At the trial of Radovan Karadzic, former OTP investigator Dusan Janc presented an updated report on the results of the investigation of Srebrenica mass graves. In the first part of the cross-examination, Karadzic claimed that the witness ‘took for granted’ the results of the international experts’ work

Dusan Janc, witness at the Radovan Karadzic trialDusan Janc, witness at the Radovan Karadzic trial

The trial of Radovan Karadzic continued with the evidence of Slovenian police inspector Dusan Janc. From 2006 to 2009, he worked as an investigator for the OTP. He was involved in the investigation of Srebrenica mass graves and the identification of exhumed victims. The witness consolidated the findings of the international expert team in the reports that were exhibited at several of the Tribunal’s trials for genocide in Srebrenica. Janc prepared a similar report for the trial of Radovan Karadzic.

In the examination-in chief, Janc defined the four main goals of his latest report from December 2011 and January 2012: updating the figures for the victims identified to date, presenting the new locations where mass graves were found, presenting facts related to the remains found on the ground surface, and finally, noting the established links between mass graves and execution sites and between primary and secondary mass graves.

Summarizing the data on the number of victims, the witness noted that approximately the same number of persons were killed at three sites: 815 persons were executed at the Branjevo farm, 841 persons in Orahovac, and 815 victims in Kozluk. According to Janc, this shows that the Serb army had at its disposal the number of vehicles sufficient to transport that many of prisoners to a site. The witness was shown a VRS document dated 13 July 1995, in which Zdravko Tolimir reports to Milan Gvero that a site where about 800 prisoners could be put up was found in Sjemec. This area was investigated and it was established that the prisoners never arrived there, the witness explained. The prisoners were never taken to a prison camp, but to an execution site, it was later determined.

In the first part of the cross-examination Karadzic put it to Janc that he ‘took for granted’ the data from the reports made by the international experts who were involved in the exhumations of the mass graves and the effort to identify the victims. One of the international experts was forensic anthropologist William Haglund, whose work, the accused pointed, was criticized at one point. Janc explained that he didn’t pursue a more detailed investigation of the criticism against Haglund because he had at his disposal other evidence on the crimes in Srebrenica. Janc said he was ready to answer more specific questions about any mistakes the Srebrenica investigation team may have made, but Karadzic then moved to another topic, remarking he would deal with the issue if he had enough time.

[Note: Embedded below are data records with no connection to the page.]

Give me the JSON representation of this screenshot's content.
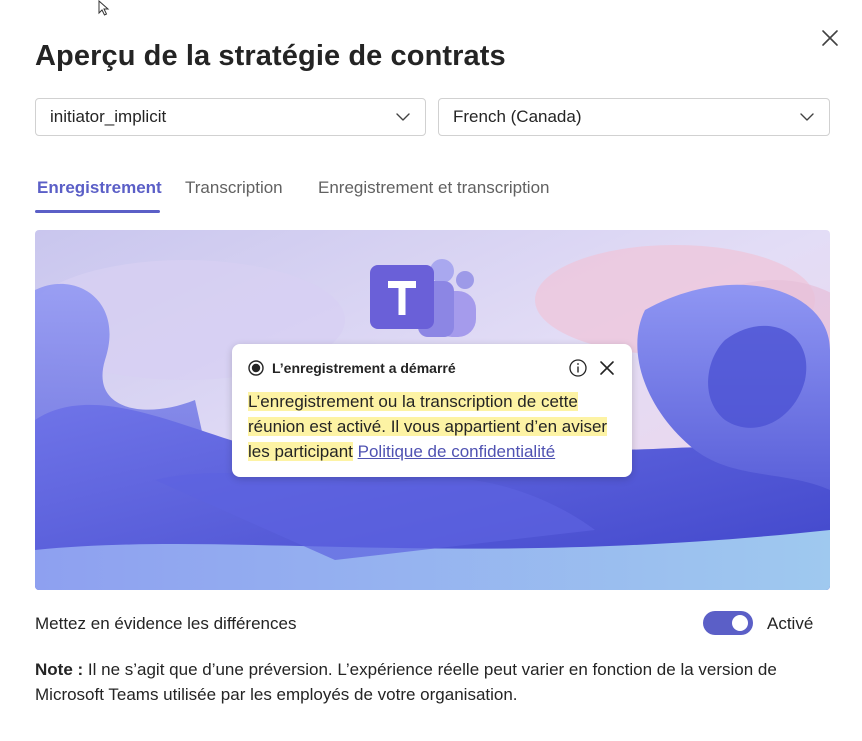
{
  "dialog": {
    "title": "Aperçu de la stratégie de contrats",
    "close_icon": "close-icon"
  },
  "selects": {
    "policy": {
      "value": "initiator_implicit",
      "icon": "chevron-down-icon"
    },
    "language": {
      "value": "French (Canada)",
      "icon": "chevron-down-icon"
    }
  },
  "tabs": [
    {
      "label": "Enregistrement",
      "active": true
    },
    {
      "label": "Transcription",
      "active": false
    },
    {
      "label": "Enregistrement et transcription",
      "active": false
    }
  ],
  "preview": {
    "logo": "teams-logo",
    "toast": {
      "title": "L’enregistrement a démarré",
      "body_highlighted": "L’enregistrement ou la transcription de cette réunion est activé. Il vous appartient d’en aviser les participant",
      "link": "Politique de confidentialité",
      "icons": [
        "record-icon",
        "info-icon",
        "close-icon"
      ]
    }
  },
  "highlight_toggle": {
    "label": "Mettez en évidence les différences",
    "state_label": "Activé",
    "on": true
  },
  "note": {
    "prefix": "Note :",
    "text": " Il ne s’agit que d’une préversion. L’expérience réelle peut varier en fonction de la version de Microsoft Teams utilisée par les employés de votre organisation."
  },
  "colors": {
    "accent": "#5b5fc7",
    "link": "#4f52b2",
    "highlight": "#fdf3a4"
  }
}
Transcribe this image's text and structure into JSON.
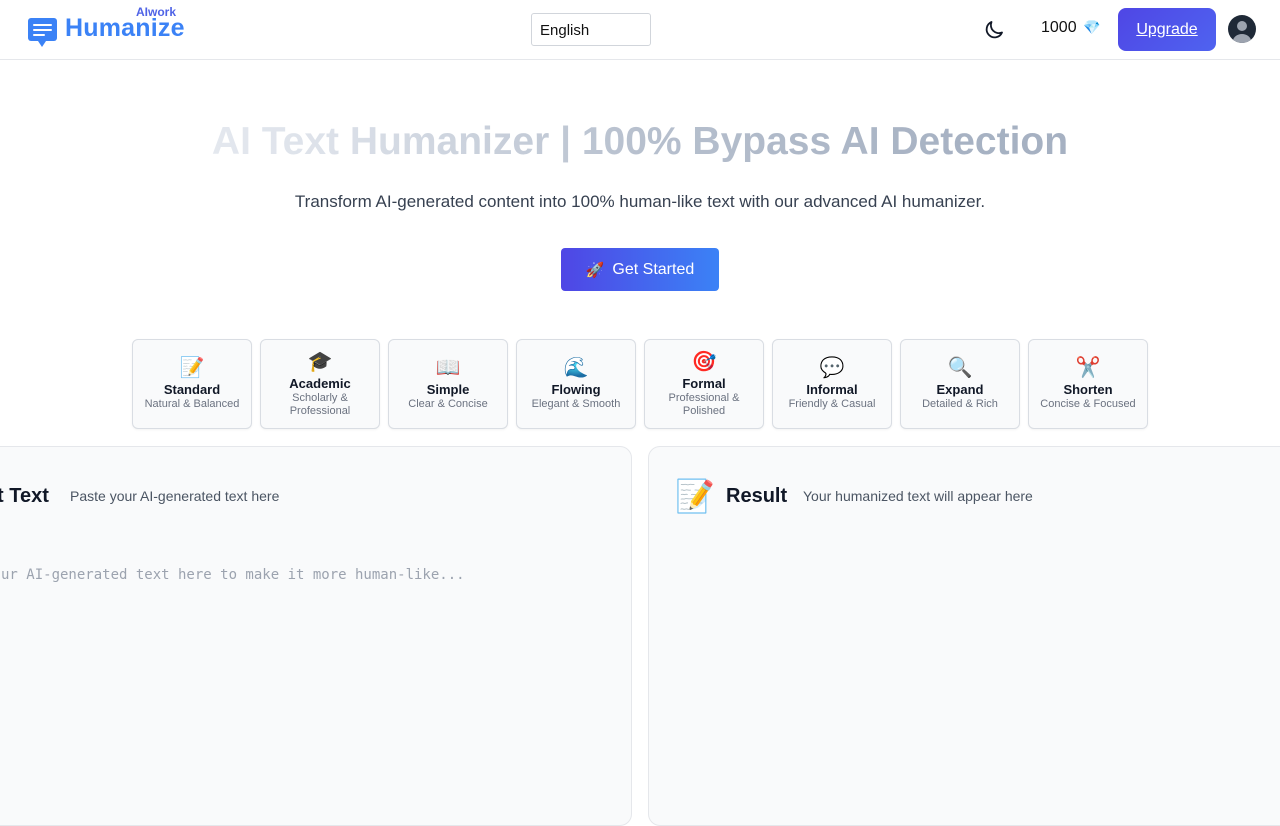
{
  "header": {
    "brand_small": "AIwork",
    "brand_name": "Humanize",
    "language": "English",
    "credits": "1000",
    "credits_icon": "💎",
    "upgrade_label": "Upgrade",
    "icons": {
      "logo": "chat-bubble-icon",
      "theme": "moon-icon",
      "avatar": "user-avatar-icon"
    }
  },
  "hero": {
    "title": "AI Text Humanizer | 100% Bypass AI Detection",
    "subtitle": "Transform AI-generated content into 100% human-like text with our advanced AI humanizer.",
    "cta_icon": "🚀",
    "cta_label": "Get Started"
  },
  "modes": [
    {
      "emoji": "📝",
      "title": "Standard",
      "desc": "Natural & Balanced"
    },
    {
      "emoji": "🎓",
      "title": "Academic",
      "desc": "Scholarly & Professional"
    },
    {
      "emoji": "📖",
      "title": "Simple",
      "desc": "Clear & Concise"
    },
    {
      "emoji": "🌊",
      "title": "Flowing",
      "desc": "Elegant & Smooth"
    },
    {
      "emoji": "🎯",
      "title": "Formal",
      "desc": "Professional & Polished"
    },
    {
      "emoji": "💬",
      "title": "Informal",
      "desc": "Friendly & Casual"
    },
    {
      "emoji": "🔍",
      "title": "Expand",
      "desc": "Detailed & Rich"
    },
    {
      "emoji": "✂️",
      "title": "Shorten",
      "desc": "Concise & Focused"
    }
  ],
  "input_panel": {
    "title": "t Text",
    "hint": "Paste your AI-generated text here",
    "placeholder": "ur AI-generated text here to make it more human-like..."
  },
  "result_panel": {
    "emoji": "📝",
    "title": "Result",
    "hint": "Your humanized text will appear here"
  },
  "colors": {
    "accent": "#4f46e5",
    "brand": "#3b82f6"
  }
}
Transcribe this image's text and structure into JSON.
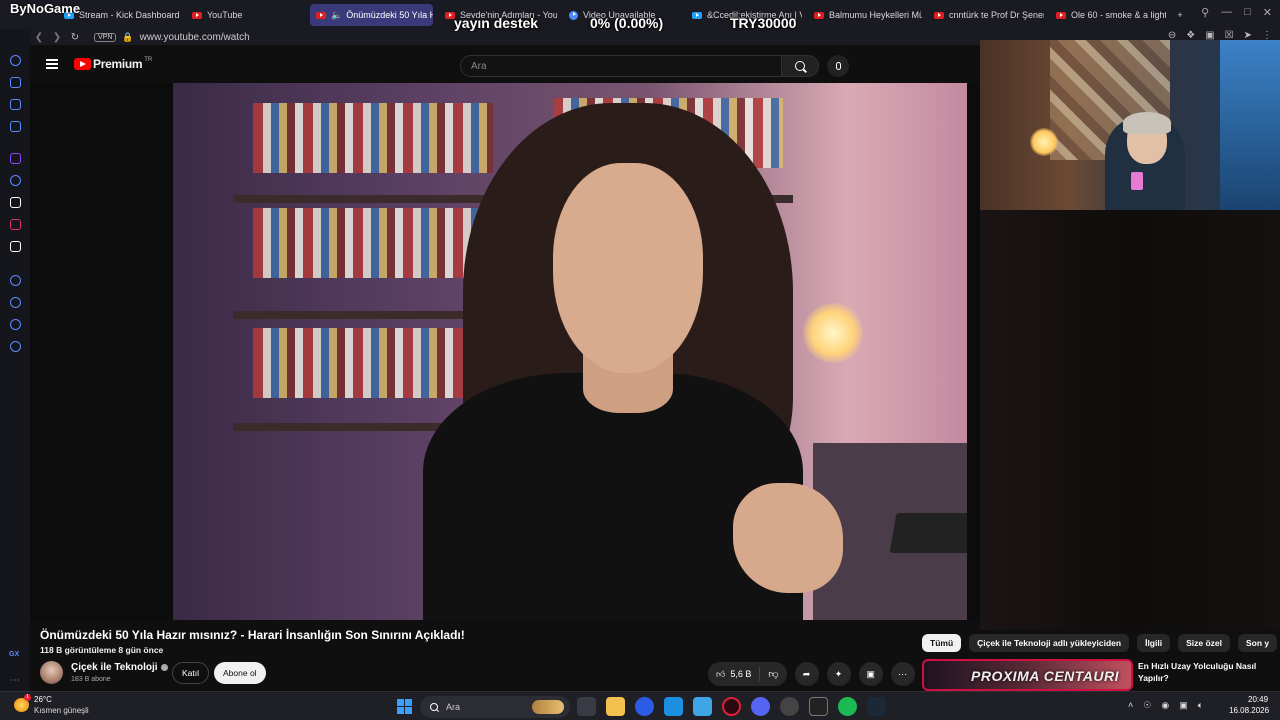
{
  "stream_overlay": {
    "logo": "ByNoGame",
    "goal_label": "yayın destek",
    "goal_progress": "0% (0.00%)",
    "goal_amount": "TRY30000"
  },
  "browser": {
    "tabs": [
      {
        "title": "Stream - Kick Dashboard",
        "active": false,
        "icon": "kick-icon"
      },
      {
        "title": "YouTube",
        "active": false,
        "icon": "youtube-icon"
      },
      {
        "title": "Önümüzdeki 50 Yıla Ha",
        "active": true,
        "icon": "youtube-icon"
      },
      {
        "title": "Sevde'nin Adımları - YouT",
        "active": false,
        "icon": "youtube-icon"
      },
      {
        "title": "Video Unavailable",
        "active": false,
        "icon": "globe-icon"
      },
      {
        "title": "&Ccedil;ekiştirme Anı | Vi",
        "active": false,
        "icon": "vimeo-icon"
      },
      {
        "title": "Balmumu Heykelleri Müze",
        "active": false,
        "icon": "youtube-icon"
      },
      {
        "title": "cnntürk te Prof Dr Şener",
        "active": false,
        "icon": "youtube-icon"
      },
      {
        "title": "Ole 60 - smoke & a light (",
        "active": false,
        "icon": "youtube-icon"
      }
    ],
    "vpn_label": "VPN",
    "url": "www.youtube.com/watch"
  },
  "youtube": {
    "logo_text": "Premium",
    "logo_region": "TR",
    "search_placeholder": "Ara",
    "video": {
      "title": "Önümüzdeki 50 Yıla Hazır mısınız? - Harari İnsanlığın Son Sınırını Açıkladı!",
      "meta": "118 B görüntüleme  8 gün önce",
      "channel_name": "Çiçek ile Teknoloji",
      "subscribers": "183 B abone",
      "join_label": "Katıl",
      "subscribe_label": "Abone ol",
      "like_count": "5,6 B"
    },
    "chips": [
      {
        "label": "Tümü",
        "selected": true
      },
      {
        "label": "Çiçek ile Teknoloji adlı yükleyiciden",
        "selected": false
      },
      {
        "label": "İlgili",
        "selected": false
      },
      {
        "label": "Size özel",
        "selected": false
      },
      {
        "label": "Son y",
        "selected": false
      }
    ],
    "recommendation": {
      "thumbnail_text": "PROXIMA CENTAURI",
      "title": "En Hızlı Uzay Yolculuğu Nasıl Yapılır?"
    }
  },
  "taskbar": {
    "weather_temp": "26°C",
    "weather_desc": "Kısmen güneşli",
    "weather_badge": "1",
    "search_placeholder": "Ara",
    "time": "20:49",
    "date": "16.08.2026"
  },
  "colors": {
    "youtube_red": "#ff0000",
    "active_tab": "#3a3a7a",
    "opera_accent": "#5a8cff",
    "background": "#0f0f0f"
  }
}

Karadzic asked the witness what made him believe that the exhumed remains were those of people killed after the fall of the Srebrenica enclave, and not months or years before that event. All established facts should be taken into consideration: the findings about the cause of death, the locations where the victims were found, the artifacts recovered from the mass graves, aerial photos showing the area before and after primary graves were dug up and the bodies were moved to new locations, the statements of those who survived the executions and those who took part in them, numerous VRS documents and other evidence, the witness replied.

Karadzic asked the witness why the bodies had been moved from primary to secondary graves. In Janc’s opinion, this was done to ‘hide’ the bodies ‘from someone’ and to destroy the evidence of the crimes.

Karadzic will continue his cross-examination of Dusan Janc on Wednesday, 28 March 2012.